WASHINGTON — Facing an unusual political trial, Federal Reserve Chairman Ben Bernanke disputed accusations Thursday he pressured Bank of America to acquire Merrill Lynch in a deal that cost taxpayers $20 billion.

WASHINGTON — Facing an unusual political trial, Federal Reserve Chairman Ben Bernanke disputed accusations Thursday he pressured Bank of America to acquire Merrill Lynch in a deal that cost taxpayers $20 billion.

In a three-hour hearing of the House Oversight and Government Reform Committee, Bernanke denied threatening to oust Bank of America's CEO Kenneth Lewis or the bank's board members if they abandoned the takeover after discovering spiraling losses at Merrill.

"I never said that I would replace the board and management" if Lewis decided to invoke a clause in the acquisition contract to try to stop the deal, Bernanke told the committee.

It was Bernanke's first public response since the committee launched an investigation into whether he or other government officials bullied Bank of America to stick with its plan to combine the two financial powers.

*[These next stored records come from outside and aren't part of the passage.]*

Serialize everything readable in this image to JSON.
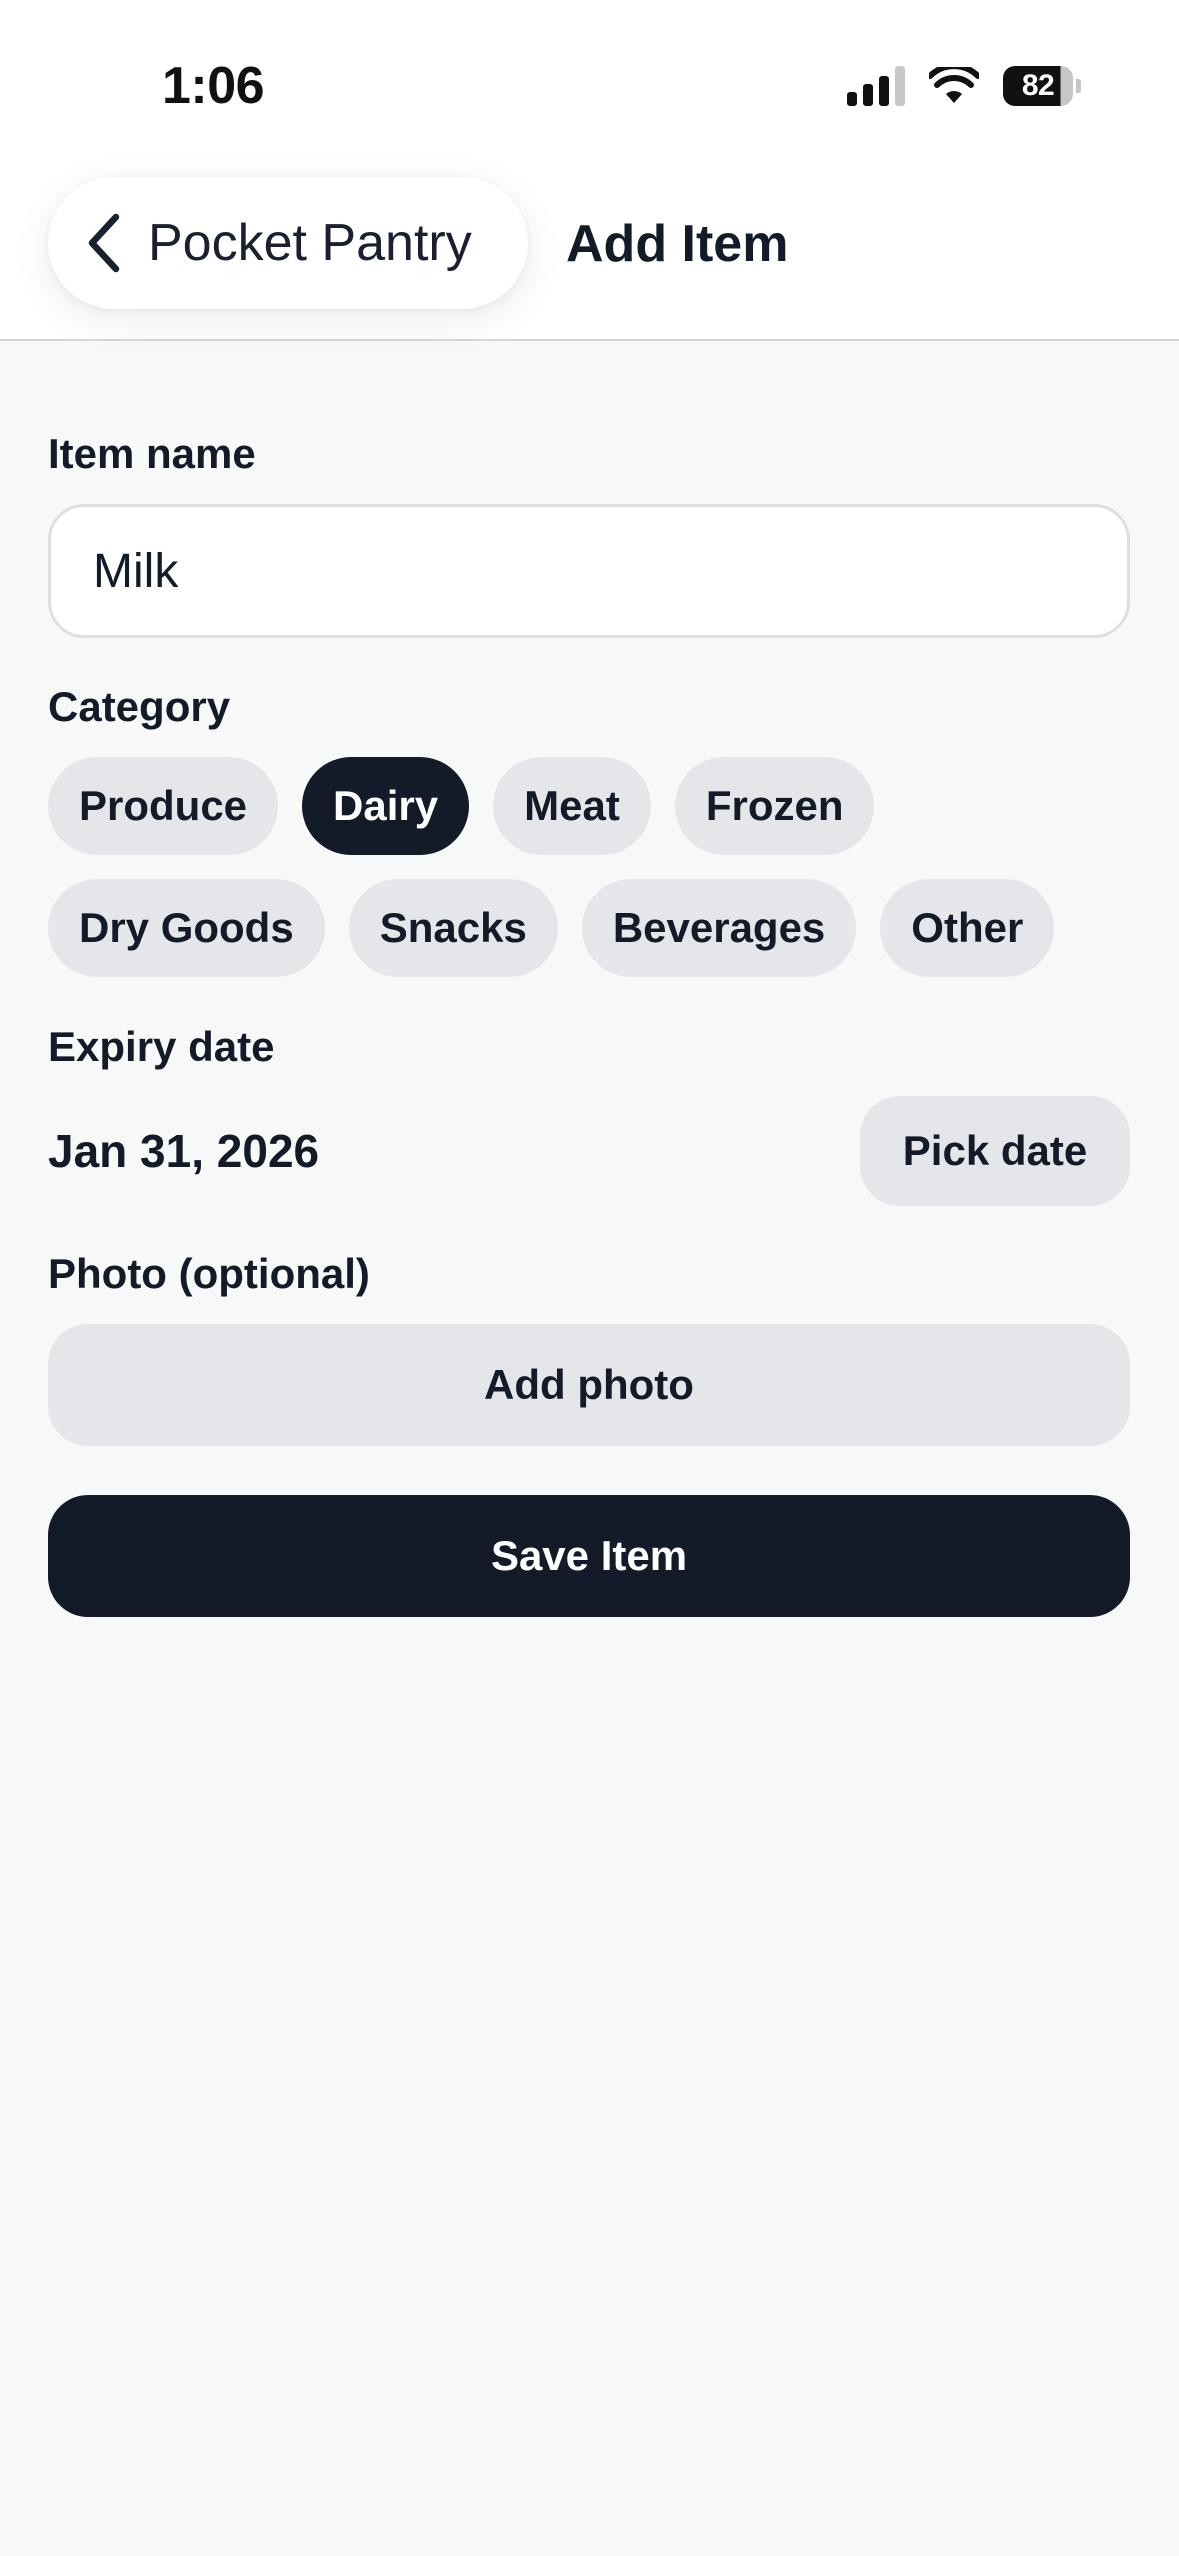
{
  "status_bar": {
    "time": "1:06",
    "battery_level": "82"
  },
  "nav": {
    "back_label": "Pocket Pantry",
    "title": "Add Item"
  },
  "form": {
    "item_name_label": "Item name",
    "item_name_value": "Milk",
    "category_label": "Category",
    "categories_row1": [
      "Produce",
      "Dairy",
      "Meat",
      "Frozen"
    ],
    "categories_row2": [
      "Dry Goods",
      "Snacks",
      "Beverages",
      "Other"
    ],
    "selected_category": "Dairy",
    "expiry_label": "Expiry date",
    "expiry_value": "Jan 31, 2026",
    "pick_date_label": "Pick date",
    "photo_label": "Photo (optional)",
    "add_photo_label": "Add photo",
    "save_label": "Save Item"
  },
  "colors": {
    "primary_dark": "#131a28",
    "chip_bg": "#e5e6ea",
    "page_bg": "#f7f8f8"
  }
}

Throughout the day, Bernanke faced often hostile questioning — unusual for a Fed chairman, who typically commands deference in public settings.

Of Bernanke's denial that he threatened Lewis' job, Rep. Jason Chaffetz, R-Utah, said: "With all due respect, I'm just not buying that."

Neither was Rep. Dan Burton, R-Ind., who huffed: "This is not a socialist society."

Adopting the role of outsider, Republicans in particular have turned aggressive toward Bernanke, trying to link him to the Obama administration as advocates of government meddling in private industry. Many Republicans are suspicious of the administration's plan to expand the Fed's regulatory powers.

It's an odd shift, because Bernanke is a Republican appointee, and many of his key advocates are Democrats. And it comes at a pivotal time: Bernanke's term expires early next year, and President Barack Obama will have to decide whether to pick his own Fed chief or reappoint Bernanke.

The Fed chief said it would have been a bad idea for Bank of America to invoke the deal's escape clause, because it would have led to extended and costly litigation with Merrill Lynch. That would have "greatly reduced or destroyed" the value of the investment bank, he said.

"I expressed those concerns, which is appropriate, but it was always (Lewis') decision whether or not to go ahead and take that decision," Bernanke said.